PROVIDED INFORMATION

........

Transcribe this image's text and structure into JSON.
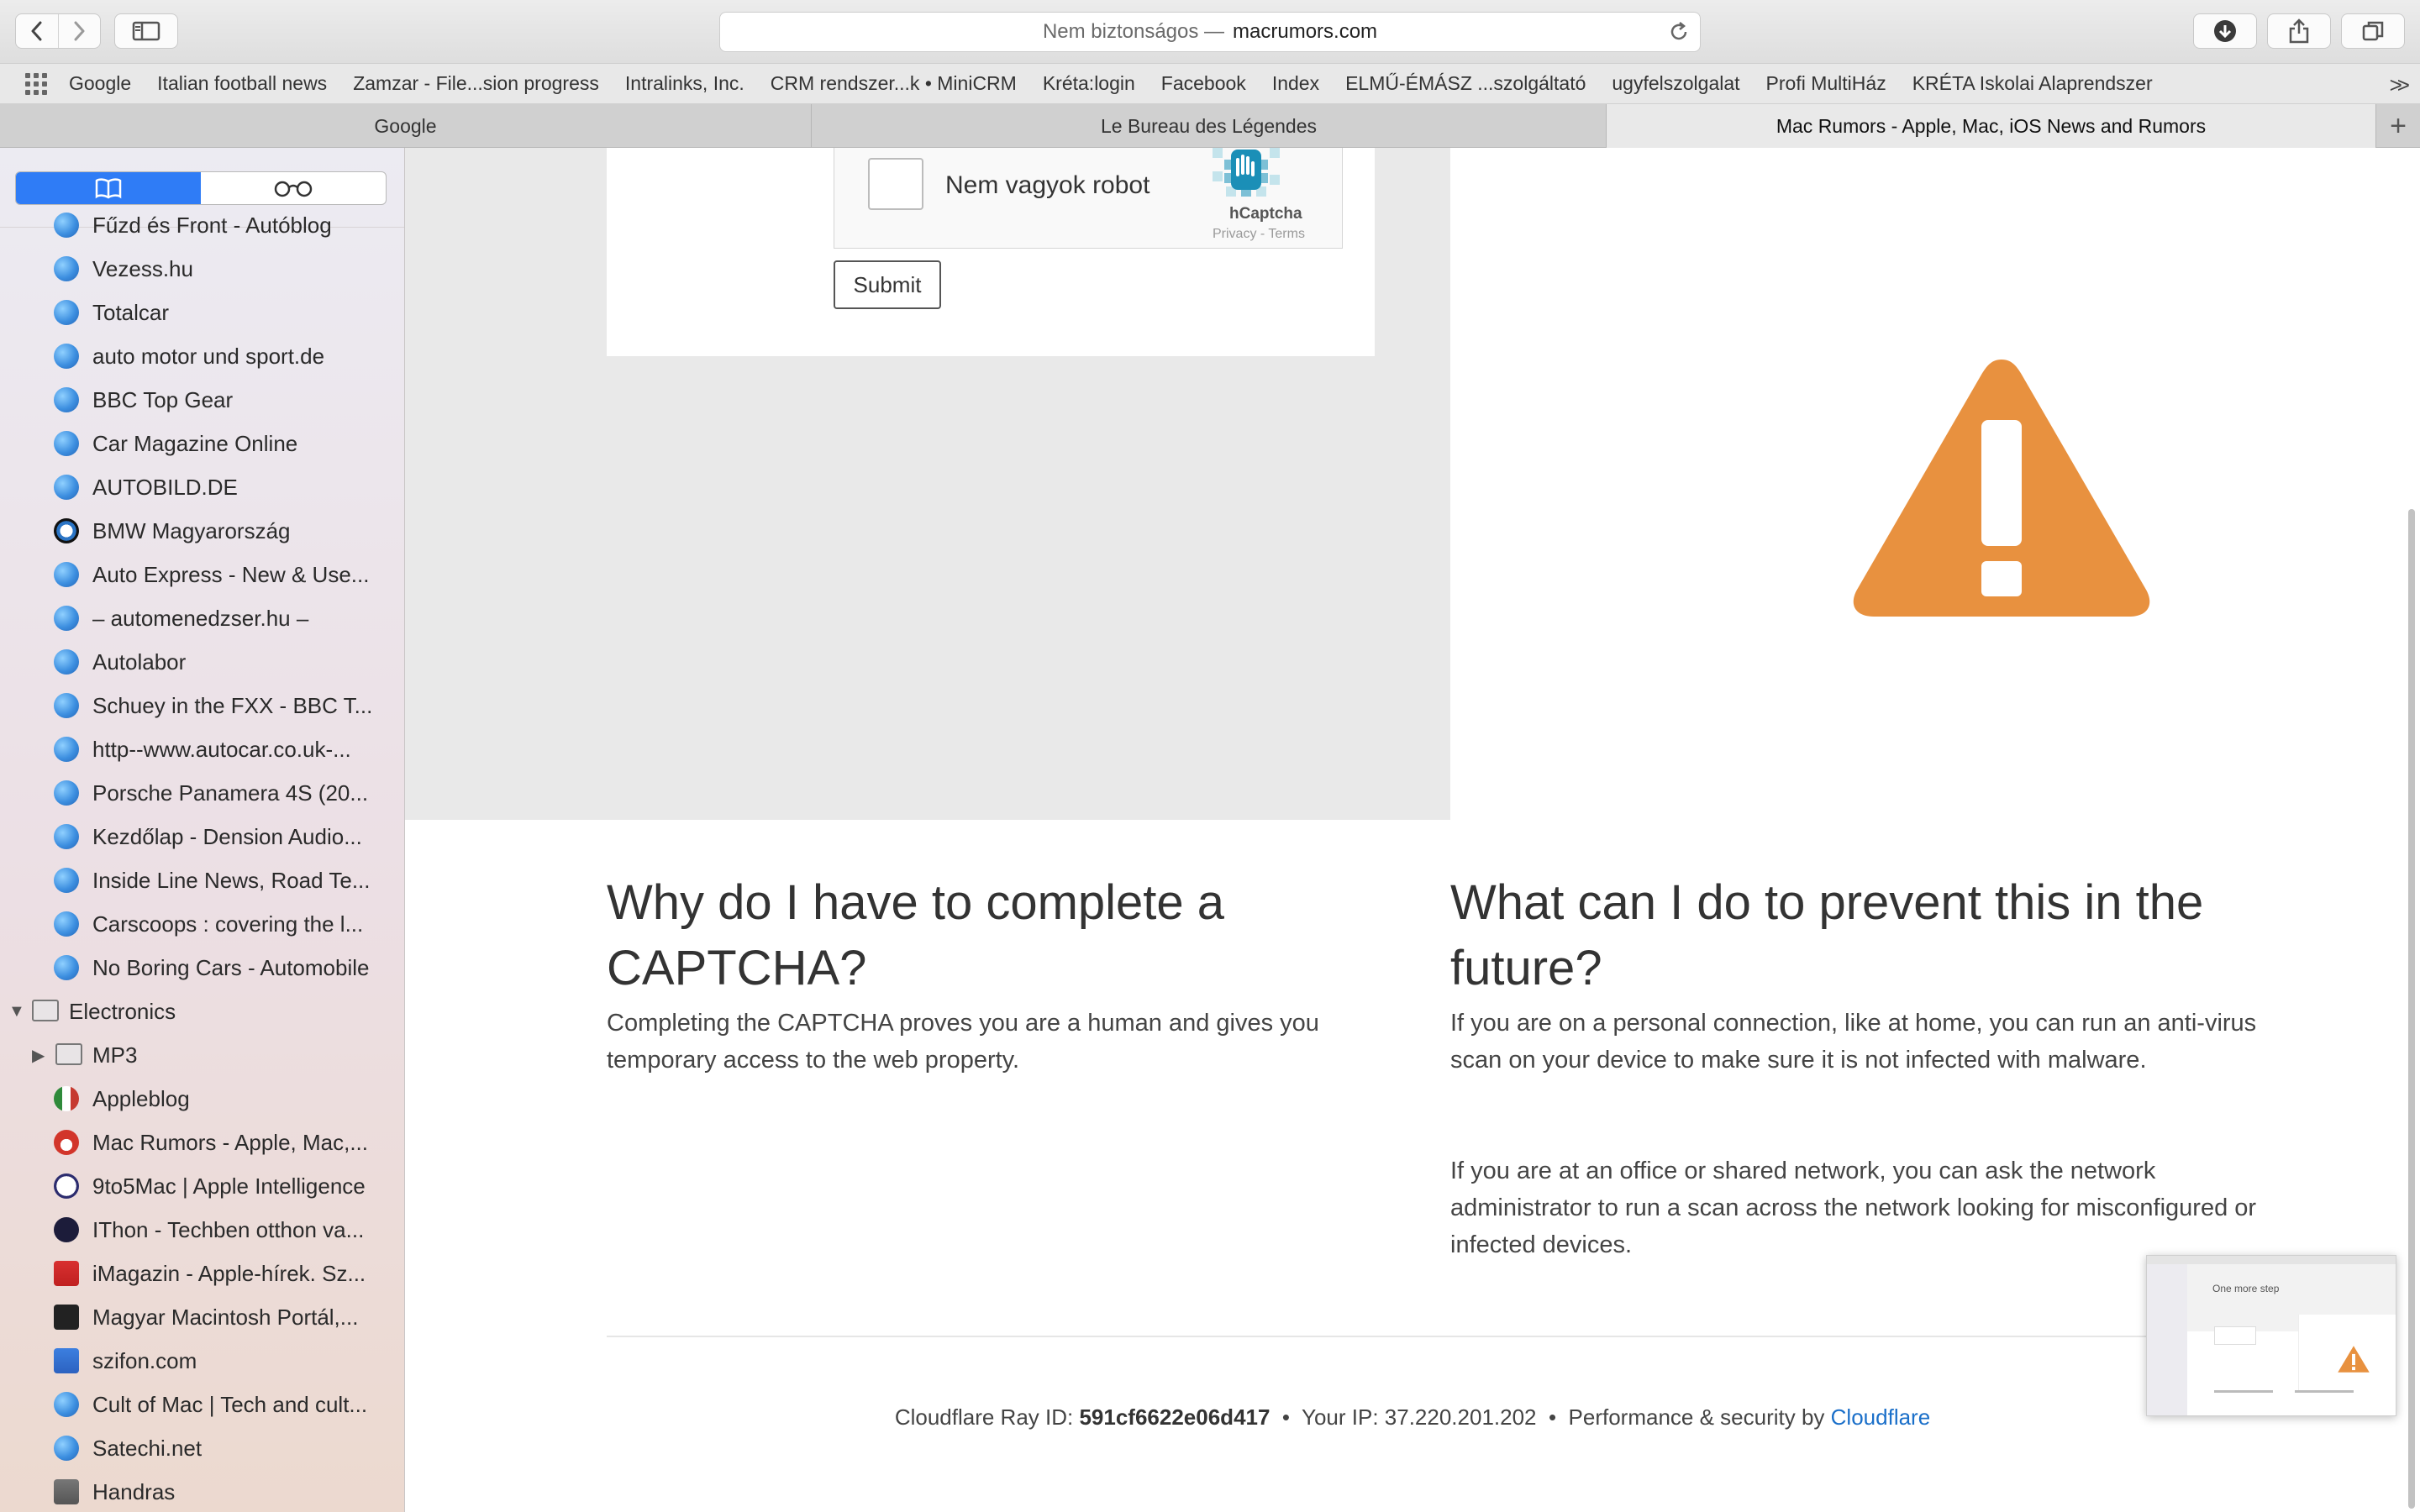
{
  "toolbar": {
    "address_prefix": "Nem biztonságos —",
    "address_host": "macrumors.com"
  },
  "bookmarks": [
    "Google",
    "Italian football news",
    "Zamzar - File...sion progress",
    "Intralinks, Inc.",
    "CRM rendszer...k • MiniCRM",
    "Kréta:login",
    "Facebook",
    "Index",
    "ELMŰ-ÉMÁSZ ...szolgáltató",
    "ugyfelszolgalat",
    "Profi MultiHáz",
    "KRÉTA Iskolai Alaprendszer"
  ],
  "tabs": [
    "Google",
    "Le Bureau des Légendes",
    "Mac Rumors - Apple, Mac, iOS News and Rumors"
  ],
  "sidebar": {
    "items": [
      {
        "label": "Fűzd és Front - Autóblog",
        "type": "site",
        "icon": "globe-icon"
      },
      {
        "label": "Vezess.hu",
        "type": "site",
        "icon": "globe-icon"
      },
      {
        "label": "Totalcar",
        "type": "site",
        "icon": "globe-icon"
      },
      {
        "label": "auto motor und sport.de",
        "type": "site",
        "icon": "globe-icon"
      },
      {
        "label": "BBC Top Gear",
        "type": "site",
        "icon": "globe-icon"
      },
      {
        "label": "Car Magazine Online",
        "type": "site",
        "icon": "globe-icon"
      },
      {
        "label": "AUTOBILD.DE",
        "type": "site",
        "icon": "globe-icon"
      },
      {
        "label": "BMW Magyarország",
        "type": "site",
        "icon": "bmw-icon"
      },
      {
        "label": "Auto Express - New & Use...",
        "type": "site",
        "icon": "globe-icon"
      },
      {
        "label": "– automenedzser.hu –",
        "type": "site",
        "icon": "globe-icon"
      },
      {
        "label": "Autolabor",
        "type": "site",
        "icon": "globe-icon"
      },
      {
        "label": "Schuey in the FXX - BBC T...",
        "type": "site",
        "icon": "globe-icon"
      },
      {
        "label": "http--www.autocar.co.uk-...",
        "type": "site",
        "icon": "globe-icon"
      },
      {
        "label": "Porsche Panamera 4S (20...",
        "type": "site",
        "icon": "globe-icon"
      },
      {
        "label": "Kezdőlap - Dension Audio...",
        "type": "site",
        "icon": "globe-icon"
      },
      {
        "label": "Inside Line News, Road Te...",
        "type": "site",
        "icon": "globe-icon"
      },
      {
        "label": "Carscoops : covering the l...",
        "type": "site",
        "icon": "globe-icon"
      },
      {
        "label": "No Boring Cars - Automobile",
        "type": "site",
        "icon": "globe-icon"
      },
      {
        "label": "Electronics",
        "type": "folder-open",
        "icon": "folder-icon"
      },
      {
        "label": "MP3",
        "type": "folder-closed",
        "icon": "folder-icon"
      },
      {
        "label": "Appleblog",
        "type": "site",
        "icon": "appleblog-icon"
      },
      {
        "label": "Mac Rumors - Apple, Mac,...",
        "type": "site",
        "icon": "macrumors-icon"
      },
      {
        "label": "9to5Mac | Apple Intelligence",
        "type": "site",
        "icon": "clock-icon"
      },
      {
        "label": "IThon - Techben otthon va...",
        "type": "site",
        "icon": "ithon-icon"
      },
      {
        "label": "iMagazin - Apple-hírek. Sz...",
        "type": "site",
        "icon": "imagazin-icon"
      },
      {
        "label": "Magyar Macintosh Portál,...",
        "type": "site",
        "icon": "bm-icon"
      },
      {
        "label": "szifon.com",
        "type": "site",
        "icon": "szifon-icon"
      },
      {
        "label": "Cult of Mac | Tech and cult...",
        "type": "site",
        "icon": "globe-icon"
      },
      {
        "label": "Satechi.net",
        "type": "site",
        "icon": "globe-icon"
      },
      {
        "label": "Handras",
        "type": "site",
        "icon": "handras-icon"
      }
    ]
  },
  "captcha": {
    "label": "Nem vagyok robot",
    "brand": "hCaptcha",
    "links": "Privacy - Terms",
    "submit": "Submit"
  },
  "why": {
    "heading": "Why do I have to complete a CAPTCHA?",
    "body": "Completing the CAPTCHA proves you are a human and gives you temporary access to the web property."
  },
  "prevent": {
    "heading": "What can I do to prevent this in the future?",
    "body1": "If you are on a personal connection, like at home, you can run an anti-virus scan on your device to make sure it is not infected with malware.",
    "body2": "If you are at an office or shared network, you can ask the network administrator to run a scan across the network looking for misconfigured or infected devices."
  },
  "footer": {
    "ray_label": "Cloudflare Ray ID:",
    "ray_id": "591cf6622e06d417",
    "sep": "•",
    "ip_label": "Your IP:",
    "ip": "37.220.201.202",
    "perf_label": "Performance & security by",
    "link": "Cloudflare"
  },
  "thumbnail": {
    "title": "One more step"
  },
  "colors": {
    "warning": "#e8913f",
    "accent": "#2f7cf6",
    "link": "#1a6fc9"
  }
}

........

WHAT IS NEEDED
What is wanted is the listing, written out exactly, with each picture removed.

OUTPUT OF THE EXERCISE
Transcribe this image's text and structure into JSON.
{
  "toolbar": {
    "address_prefix": "Nem biztonságos —",
    "address_host": "macrumors.com"
  },
  "bookmarks": [
    "Google",
    "Italian football news",
    "Zamzar - File...sion progress",
    "Intralinks, Inc.",
    "CRM rendszer...k • MiniCRM",
    "Kréta:login",
    "Facebook",
    "Index",
    "ELMŰ-ÉMÁSZ ...szolgáltató",
    "ugyfelszolgalat",
    "Profi MultiHáz",
    "KRÉTA Iskolai Alaprendszer"
  ],
  "tabs": [
    "Google",
    "Le Bureau des Légendes",
    "Mac Rumors - Apple, Mac, iOS News and Rumors"
  ],
  "sidebar": {
    "items": [
      {
        "label": "Fűzd és Front - Autóblog",
        "type": "site",
        "icon": "globe-icon"
      },
      {
        "label": "Vezess.hu",
        "type": "site",
        "icon": "globe-icon"
      },
      {
        "label": "Totalcar",
        "type": "site",
        "icon": "globe-icon"
      },
      {
        "label": "auto motor und sport.de",
        "type": "site",
        "icon": "globe-icon"
      },
      {
        "label": "BBC Top Gear",
        "type": "site",
        "icon": "globe-icon"
      },
      {
        "label": "Car Magazine Online",
        "type": "site",
        "icon": "globe-icon"
      },
      {
        "label": "AUTOBILD.DE",
        "type": "site",
        "icon": "globe-icon"
      },
      {
        "label": "BMW Magyarország",
        "type": "site",
        "icon": "bmw-icon"
      },
      {
        "label": "Auto Express - New & Use...",
        "type": "site",
        "icon": "globe-icon"
      },
      {
        "label": "– automenedzser.hu –",
        "type": "site",
        "icon": "globe-icon"
      },
      {
        "label": "Autolabor",
        "type": "site",
        "icon": "globe-icon"
      },
      {
        "label": "Schuey in the FXX - BBC T...",
        "type": "site",
        "icon": "globe-icon"
      },
      {
        "label": "http--www.autocar.co.uk-...",
        "type": "site",
        "icon": "globe-icon"
      },
      {
        "label": "Porsche Panamera 4S (20...",
        "type": "site",
        "icon": "globe-icon"
      },
      {
        "label": "Kezdőlap - Dension Audio...",
        "type": "site",
        "icon": "globe-icon"
      },
      {
        "label": "Inside Line News, Road Te...",
        "type": "site",
        "icon": "globe-icon"
      },
      {
        "label": "Carscoops : covering the l...",
        "type": "site",
        "icon": "globe-icon"
      },
      {
        "label": "No Boring Cars - Automobile",
        "type": "site",
        "icon": "globe-icon"
      },
      {
        "label": "Electronics",
        "type": "folder-open",
        "icon": "folder-icon"
      },
      {
        "label": "MP3",
        "type": "folder-closed",
        "icon": "folder-icon"
      },
      {
        "label": "Appleblog",
        "type": "site",
        "icon": "appleblog-icon"
      },
      {
        "label": "Mac Rumors - Apple, Mac,...",
        "type": "site",
        "icon": "macrumors-icon"
      },
      {
        "label": "9to5Mac | Apple Intelligence",
        "type": "site",
        "icon": "clock-icon"
      },
      {
        "label": "IThon - Techben otthon va...",
        "type": "site",
        "icon": "ithon-icon"
      },
      {
        "label": "iMagazin - Apple-hírek. Sz...",
        "type": "site",
        "icon": "imagazin-icon"
      },
      {
        "label": "Magyar Macintosh Portál,...",
        "type": "site",
        "icon": "bm-icon"
      },
      {
        "label": "szifon.com",
        "type": "site",
        "icon": "szifon-icon"
      },
      {
        "label": "Cult of Mac | Tech and cult...",
        "type": "site",
        "icon": "globe-icon"
      },
      {
        "label": "Satechi.net",
        "type": "site",
        "icon": "globe-icon"
      },
      {
        "label": "Handras",
        "type": "site",
        "icon": "handras-icon"
      }
    ]
  },
  "captcha": {
    "label": "Nem vagyok robot",
    "brand": "hCaptcha",
    "links": "Privacy - Terms",
    "submit": "Submit"
  },
  "why": {
    "heading": "Why do I have to complete a CAPTCHA?",
    "body": "Completing the CAPTCHA proves you are a human and gives you temporary access to the web property."
  },
  "prevent": {
    "heading": "What can I do to prevent this in the future?",
    "body1": "If you are on a personal connection, like at home, you can run an anti-virus scan on your device to make sure it is not infected with malware.",
    "body2": "If you are at an office or shared network, you can ask the network administrator to run a scan across the network looking for misconfigured or infected devices."
  },
  "footer": {
    "ray_label": "Cloudflare Ray ID:",
    "ray_id": "591cf6622e06d417",
    "sep": "•",
    "ip_label": "Your IP:",
    "ip": "37.220.201.202",
    "perf_label": "Performance & security by",
    "link": "Cloudflare"
  },
  "thumbnail": {
    "title": "One more step"
  },
  "colors": {
    "warning": "#e8913f",
    "accent": "#2f7cf6",
    "link": "#1a6fc9"
  }
}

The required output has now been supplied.